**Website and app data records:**

/---

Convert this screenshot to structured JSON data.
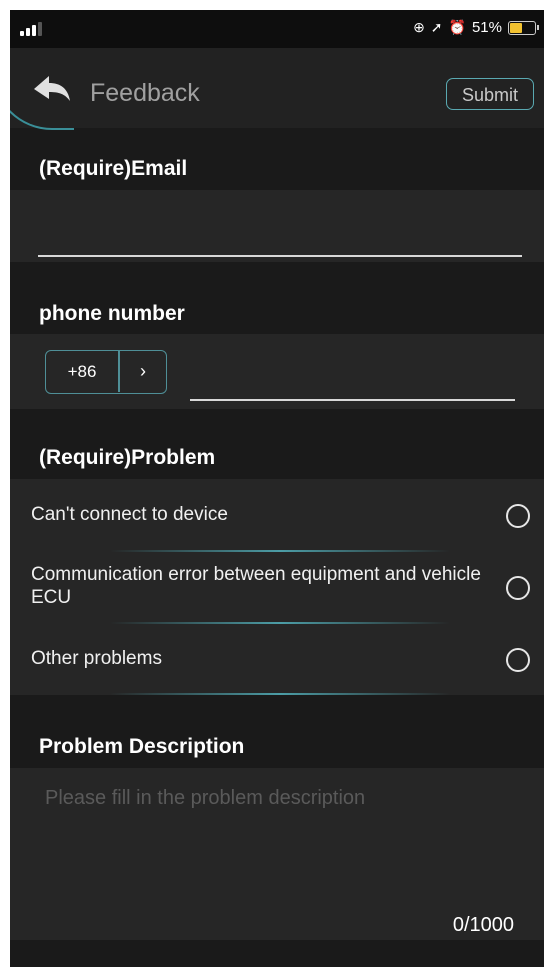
{
  "status_bar": {
    "icons": [
      "signal-icon",
      "lock-rotation-icon",
      "location-icon",
      "alarm-icon",
      "battery-icon"
    ],
    "battery_text": "51%"
  },
  "header": {
    "title": "Feedback",
    "submit_label": "Submit",
    "back_icon": "back-arrow-icon"
  },
  "email": {
    "label": "(Require)Email",
    "value": ""
  },
  "phone": {
    "label": "phone number",
    "country_code": "+86",
    "arrow": "›",
    "value": ""
  },
  "problem": {
    "label": "(Require)Problem",
    "options": [
      {
        "text": "Can't connect to device",
        "selected": false
      },
      {
        "text": "Communication error between equipment and vehicle ECU",
        "selected": false
      },
      {
        "text": "Other problems",
        "selected": false
      }
    ]
  },
  "description": {
    "label": "Problem Description",
    "placeholder": "Please fill in the problem description",
    "counter": "0/1000"
  },
  "colors": {
    "background": "#1a1a1a",
    "accent": "#5aa9b1",
    "battery": "#f2c230"
  }
}
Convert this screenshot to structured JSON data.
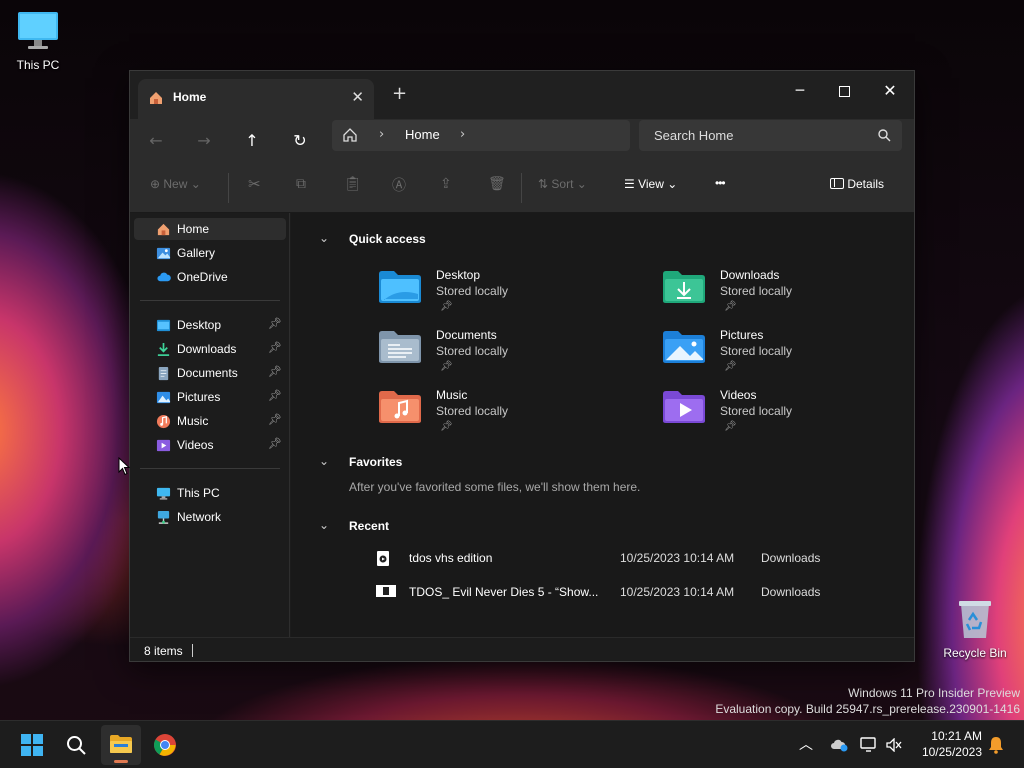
{
  "desktop": {
    "this_pc_label": "This PC",
    "recycle_bin_label": "Recycle Bin",
    "watermark_line1": "Windows 11 Pro Insider Preview",
    "watermark_line2": "Evaluation copy. Build 25947.rs_prerelease.230901-1416"
  },
  "window": {
    "tab_title": "Home",
    "new_tab_symbol": "+",
    "address": {
      "crumb": "Home"
    },
    "search": {
      "placeholder": "Search Home"
    },
    "commands": {
      "new": "New",
      "sort": "Sort",
      "view": "View",
      "more": "•••",
      "details": "Details"
    },
    "sidebar": {
      "top": [
        {
          "label": "Home",
          "icon": "home-icon"
        },
        {
          "label": "Gallery",
          "icon": "gallery-icon"
        },
        {
          "label": "OneDrive",
          "icon": "cloud-icon"
        }
      ],
      "pinned": [
        {
          "label": "Desktop",
          "icon": "desktop-folder-icon"
        },
        {
          "label": "Downloads",
          "icon": "download-icon"
        },
        {
          "label": "Documents",
          "icon": "document-icon"
        },
        {
          "label": "Pictures",
          "icon": "picture-icon"
        },
        {
          "label": "Music",
          "icon": "music-icon"
        },
        {
          "label": "Videos",
          "icon": "video-icon"
        }
      ],
      "devices": [
        {
          "label": "This PC",
          "icon": "computer-icon"
        },
        {
          "label": "Network",
          "icon": "network-icon"
        }
      ]
    },
    "sections": {
      "quick_access": "Quick access",
      "favorites": "Favorites",
      "favorites_empty": "After you've favorited some files, we'll show them here.",
      "recent": "Recent"
    },
    "quick_access": [
      {
        "name": "Desktop",
        "sub": "Stored locally"
      },
      {
        "name": "Downloads",
        "sub": "Stored locally"
      },
      {
        "name": "Documents",
        "sub": "Stored locally"
      },
      {
        "name": "Pictures",
        "sub": "Stored locally"
      },
      {
        "name": "Music",
        "sub": "Stored locally"
      },
      {
        "name": "Videos",
        "sub": "Stored locally"
      }
    ],
    "recent": [
      {
        "name": "tdos vhs edition",
        "date": "10/25/2023 10:14 AM",
        "location": "Downloads"
      },
      {
        "name": "TDOS_ Evil Never Dies 5 - “Show...",
        "date": "10/25/2023 10:14 AM",
        "location": "Downloads"
      }
    ],
    "status": {
      "count": "8 items"
    }
  },
  "taskbar": {
    "time": "10:21 AM",
    "date": "10/25/2023"
  },
  "colors": {
    "accent": "#4cc2ff",
    "folder_yellow": "#f2c14e",
    "window_bg": "#1c1c1c"
  }
}
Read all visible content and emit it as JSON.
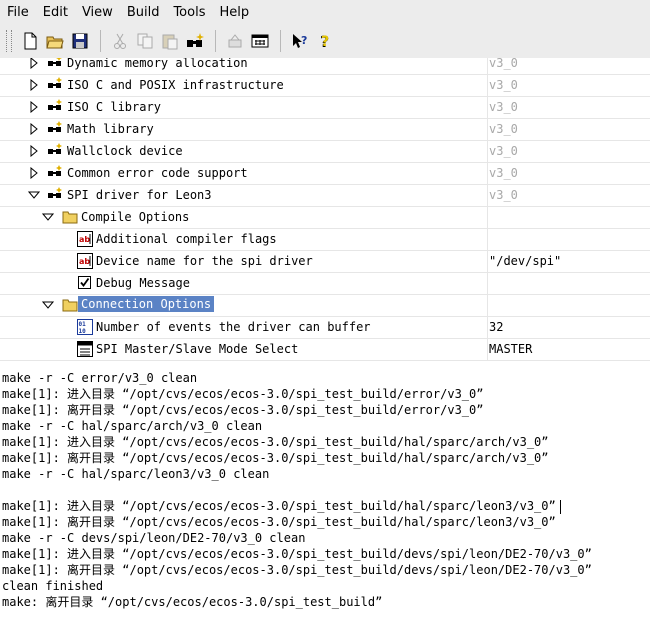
{
  "menu": [
    "File",
    "Edit",
    "View",
    "Build",
    "Tools",
    "Help"
  ],
  "toolbar": [
    "new-icon",
    "open-icon",
    "save-icon",
    "cut-icon",
    "copy-icon",
    "paste-icon",
    "find-icon",
    "delete-icon",
    "properties-icon",
    "whats-this-icon",
    "help-icon"
  ],
  "tree": {
    "rows": [
      {
        "label": "Dynamic memory allocation",
        "value": "v3_0"
      },
      {
        "label": "ISO C and POSIX infrastructure",
        "value": "v3_0"
      },
      {
        "label": "ISO C library",
        "value": "v3_0"
      },
      {
        "label": "Math library",
        "value": "v3_0"
      },
      {
        "label": "Wallclock device",
        "value": "v3_0"
      },
      {
        "label": "Common error code support",
        "value": "v3_0"
      },
      {
        "label": "SPI driver for Leon3",
        "value": "v3_0"
      },
      {
        "label": "Compile Options",
        "value": ""
      },
      {
        "label": "Additional compiler flags",
        "value": ""
      },
      {
        "label": "Device name for the spi driver",
        "value": "\"/dev/spi\""
      },
      {
        "label": "Debug Message",
        "value": ""
      },
      {
        "label": "Connection Options",
        "value": ""
      },
      {
        "label": "Number of events the driver can buffer",
        "value": "32"
      },
      {
        "label": "SPI Master/Slave Mode Select",
        "value": "MASTER"
      }
    ]
  },
  "console": {
    "lines": [
      "make -r -C error/v3_0 clean",
      "make[1]: 进入目录 “/opt/cvs/ecos/ecos-3.0/spi_test_build/error/v3_0”",
      "make[1]: 离开目录 “/opt/cvs/ecos/ecos-3.0/spi_test_build/error/v3_0”",
      "make -r -C hal/sparc/arch/v3_0 clean",
      "make[1]: 进入目录 “/opt/cvs/ecos/ecos-3.0/spi_test_build/hal/sparc/arch/v3_0”",
      "make[1]: 离开目录 “/opt/cvs/ecos/ecos-3.0/spi_test_build/hal/sparc/arch/v3_0”",
      "make -r -C hal/sparc/leon3/v3_0 clean",
      "",
      "make[1]: 进入目录 “/opt/cvs/ecos/ecos-3.0/spi_test_build/hal/sparc/leon3/v3_0”",
      "make[1]: 离开目录 “/opt/cvs/ecos/ecos-3.0/spi_test_build/hal/sparc/leon3/v3_0”",
      "make -r -C devs/spi/leon/DE2-70/v3_0 clean",
      "make[1]: 进入目录 “/opt/cvs/ecos/ecos-3.0/spi_test_build/devs/spi/leon/DE2-70/v3_0”",
      "make[1]: 离开目录 “/opt/cvs/ecos/ecos-3.0/spi_test_build/devs/spi/leon/DE2-70/v3_0”",
      "clean finished",
      "make: 离开目录 “/opt/cvs/ecos/ecos-3.0/spi_test_build”"
    ]
  }
}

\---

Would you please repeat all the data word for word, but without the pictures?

**Result:**
Convert this screenshot to structured JSON data.
{
  "status_bar": {
    "icons": [
      "signal-icon",
      "lock-rotation-icon",
      "location-icon",
      "alarm-icon",
      "battery-icon"
    ],
    "battery_text": "51%"
  },
  "header": {
    "title": "Feedback",
    "submit_label": "Submit",
    "back_icon": "back-arrow-icon"
  },
  "email": {
    "label": "(Require)Email",
    "value": ""
  },
  "phone": {
    "label": "phone number",
    "country_code": "+86",
    "arrow": "›",
    "value": ""
  },
  "problem": {
    "label": "(Require)Problem",
    "options": [
      {
        "text": "Can't connect to device",
        "selected": false
      },
      {
        "text": "Communication error between equipment and vehicle ECU",
        "selected": false
      },
      {
        "text": "Other problems",
        "selected": false
      }
    ]
  },
  "description": {
    "label": "Problem Description",
    "placeholder": "Please fill in the problem description",
    "counter": "0/1000"
  },
  "colors": {
    "background": "#1a1a1a",
    "accent": "#5aa9b1",
    "battery": "#f2c230"
  }
}
Convert this screenshot to structured JSON data.
{
  "desktop": {
    "this_pc_label": "This PC",
    "recycle_bin_label": "Recycle Bin",
    "watermark_line1": "Windows 11 Pro Insider Preview",
    "watermark_line2": "Evaluation copy. Build 25947.rs_prerelease.230901-1416"
  },
  "window": {
    "tab_title": "Home",
    "new_tab_symbol": "+",
    "address": {
      "crumb": "Home"
    },
    "search": {
      "placeholder": "Search Home"
    },
    "commands": {
      "new": "New",
      "sort": "Sort",
      "view": "View",
      "more": "•••",
      "details": "Details"
    },
    "sidebar": {
      "top": [
        {
          "label": "Home",
          "icon": "home-icon"
        },
        {
          "label": "Gallery",
          "icon": "gallery-icon"
        },
        {
          "label": "OneDrive",
          "icon": "cloud-icon"
        }
      ],
      "pinned": [
        {
          "label": "Desktop",
          "icon": "desktop-folder-icon"
        },
        {
          "label": "Downloads",
          "icon": "download-icon"
        },
        {
          "label": "Documents",
          "icon": "document-icon"
        },
        {
          "label": "Pictures",
          "icon": "picture-icon"
        },
        {
          "label": "Music",
          "icon": "music-icon"
        },
        {
          "label": "Videos",
          "icon": "video-icon"
        }
      ],
      "devices": [
        {
          "label": "This PC",
          "icon": "computer-icon"
        },
        {
          "label": "Network",
          "icon": "network-icon"
        }
      ]
    },
    "sections": {
      "quick_access": "Quick access",
      "favorites": "Favorites",
      "favorites_empty": "After you've favorited some files, we'll show them here.",
      "recent": "Recent"
    },
    "quick_access": [
      {
        "name": "Desktop",
        "sub": "Stored locally"
      },
      {
        "name": "Downloads",
        "sub": "Stored locally"
      },
      {
        "name": "Documents",
        "sub": "Stored locally"
      },
      {
        "name": "Pictures",
        "sub": "Stored locally"
      },
      {
        "name": "Music",
        "sub": "Stored locally"
      },
      {
        "name": "Videos",
        "sub": "Stored locally"
      }
    ],
    "recent": [
      {
        "name": "tdos vhs edition",
        "date": "10/25/2023 10:14 AM",
        "location": "Downloads"
      },
      {
        "name": "TDOS_ Evil Never Dies 5 - “Show...",
        "date": "10/25/2023 10:14 AM",
        "location": "Downloads"
      }
    ],
    "status": {
      "count": "8 items"
    }
  },
  "taskbar": {
    "time": "10:21 AM",
    "date": "10/25/2023"
  },
  "colors": {
    "accent": "#4cc2ff",
    "folder_yellow": "#f2c14e",
    "window_bg": "#1c1c1c"
  }
}
Read all visible content and emit it as JSON.
{
  "menu": [
    "File",
    "Edit",
    "View",
    "Build",
    "Tools",
    "Help"
  ],
  "toolbar": [
    "new-icon",
    "open-icon",
    "save-icon",
    "cut-icon",
    "copy-icon",
    "paste-icon",
    "find-icon",
    "delete-icon",
    "properties-icon",
    "whats-this-icon",
    "help-icon"
  ],
  "tree": {
    "rows": [
      {
        "label": "Dynamic memory allocation",
        "value": "v3_0"
      },
      {
        "label": "ISO C and POSIX infrastructure",
        "value": "v3_0"
      },
      {
        "label": "ISO C library",
        "value": "v3_0"
      },
      {
        "label": "Math library",
        "value": "v3_0"
      },
      {
        "label": "Wallclock device",
        "value": "v3_0"
      },
      {
        "label": "Common error code support",
        "value": "v3_0"
      },
      {
        "label": "SPI driver for Leon3",
        "value": "v3_0"
      },
      {
        "label": "Compile Options",
        "value": ""
      },
      {
        "label": "Additional compiler flags",
        "value": ""
      },
      {
        "label": "Device name for the spi driver",
        "value": "\"/dev/spi\""
      },
      {
        "label": "Debug Message",
        "value": ""
      },
      {
        "label": "Connection Options",
        "value": ""
      },
      {
        "label": "Number of events the driver can buffer",
        "value": "32"
      },
      {
        "label": "SPI Master/Slave Mode Select",
        "value": "MASTER"
      }
    ]
  },
  "console": {
    "lines": [
      "make -r -C error/v3_0 clean",
      "make[1]: 进入目录 “/opt/cvs/ecos/ecos-3.0/spi_test_build/error/v3_0”",
      "make[1]: 离开目录 “/opt/cvs/ecos/ecos-3.0/spi_test_build/error/v3_0”",
      "make -r -C hal/sparc/arch/v3_0 clean",
      "make[1]: 进入目录 “/opt/cvs/ecos/ecos-3.0/spi_test_build/hal/sparc/arch/v3_0”",
      "make[1]: 离开目录 “/opt/cvs/ecos/ecos-3.0/spi_test_build/hal/sparc/arch/v3_0”",
      "make -r -C hal/sparc/leon3/v3_0 clean",
      "",
      "make[1]: 进入目录 “/opt/cvs/ecos/ecos-3.0/spi_test_build/hal/sparc/leon3/v3_0”",
      "make[1]: 离开目录 “/opt/cvs/ecos/ecos-3.0/spi_test_build/hal/sparc/leon3/v3_0”",
      "make -r -C devs/spi/leon/DE2-70/v3_0 clean",
      "make[1]: 进入目录 “/opt/cvs/ecos/ecos-3.0/spi_test_build/devs/spi/leon/DE2-70/v3_0”",
      "make[1]: 离开目录 “/opt/cvs/ecos/ecos-3.0/spi_test_build/devs/spi/leon/DE2-70/v3_0”",
      "clean finished",
      "make: 离开目录 “/opt/cvs/ecos/ecos-3.0/spi_test_build”"
    ]
  }
}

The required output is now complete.